4. OSHA evaluate suggestions from the Grocery Manufacturers Association and a report from the Toxicology Excellence for Risk Assessment regarding the establishment of a personal exposure limit (“PEL”). The report noted OSHA was considering four different PELs. Questions were also raised as to the accuracy of measuring for PELs and its accuracy in the field.
5. OSHA ensure the language used in the proposed rule is clear and easy to understand, recognizing many of the potentially affected small businesses may have limited experience with OSHA health standards. It also stated OSHA has to consider how to deal with situations where employers may have both naturally occurring and added diacetyl present in the manufacturing process.
6. OSHA continue to monitor the use of replacement substances for diacetyl in food flavorings and to evaluate potential health effects associated with exposure to these compounds.
7. OSHA evaluate what is adequate respiratory protection, the need for protective clothing, how such clothing and equipment should be stored and training for employers to give to their employees.
8. OSHA reconsider whether it is necessary to have employees receive physical exams every six months or whether less-frequent intervals would be adequate. The panel also recommended OSHA consider providing additional guidance about what spirometry results may trigger further medical evaluation.

The report noted some companies favored a non-PEL approach, while others were concerned such an approach would lack flexibility or require significant expense for employers with relatively little employee exposure or risk. Some companies suggested OSHA allow individual employers to choose which approach worked best for them.

The panel recommended OSHA delineate the advantages and disadvantages of each alternative and to seek ways to make the non-PEL alternative as cost effective as possible. The panel noted determining the approach with the least burden on small business may involve gathering more information about the current levels of diacetyl exposure in the workplace and could vary by industry and situation.

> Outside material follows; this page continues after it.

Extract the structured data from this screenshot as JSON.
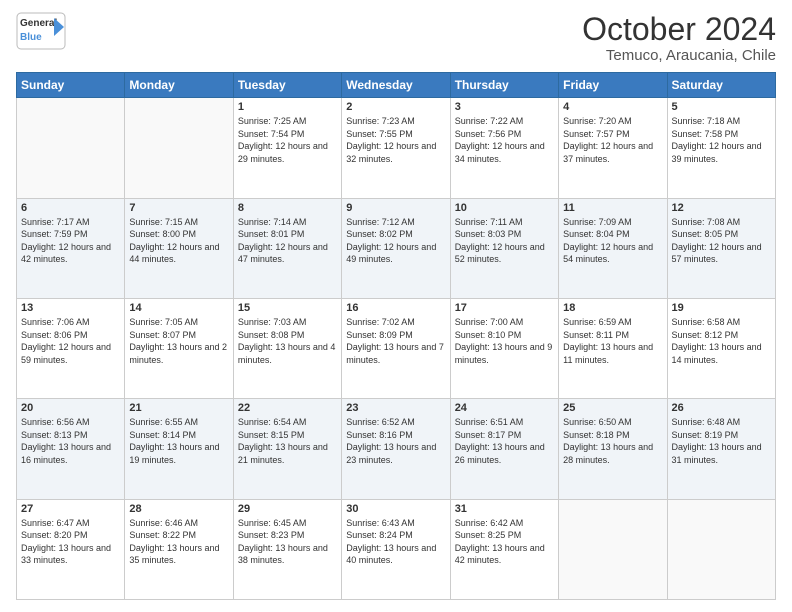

USDA has ordered an independent audit of the National Organic Program, which is designed to increase transparency and to bring it in line with international standards. The audit will assess the NOP’s more-than 100 private certifiers to ensure USDA is adhering to international standards for accrediting them and overseeing their work.

In an interview earlier this month President Obama said he is willing to consider imposing a tax on soda and other sugary drinks as part of the debate in Congress concerning overhauling the health care system. Lawmakers have considered new taxes on sugar and sweetened soda to help pay the cost for this legislation, which is estimated to cost as much as $1 trillion over the coming decade. The president said while the proposal does face opposition from various lawmakers, higher taxes that wind up reducing soda consumption would be helpful in holding down health care costs. The president said in an interview in Men’s Health Magazine that “every study that has been done about obesity shows that there is a high correlation between soda consumption and obesity. Obviously it is not the only factor, but it is a major factor”. Various trade associations are working to oppose such a provision in any legislation. The Congressional Budget Office has estimated a $.03 tax on a typical 12-ounce can of soda would raise $50 billion dollars over a 10-year period.

Patrick J. McNamara, Esq. has served since 1994 as general counsel to NAFFS. Copies of the various reports and documents referenced in his speech can be obtained from NAFFS or directly from him. Please contact him at pmcnamara@scarincihollenbeck.com or call his office at 201-896-4100. The complete version of Mr. McNamara’s presentation is available at www.naffs.org.
National Association of Flavors & Food-Ingredient Systems
3301 Route 66, Suite 205, Bldg. C • Neptune, New Jersey 07753
(732) 922-3218 • Fax: (732) 922-3590 • info@naffs.org
Privacy Policy  |  Refund Policy
Powered by Wild Apricot Membership Software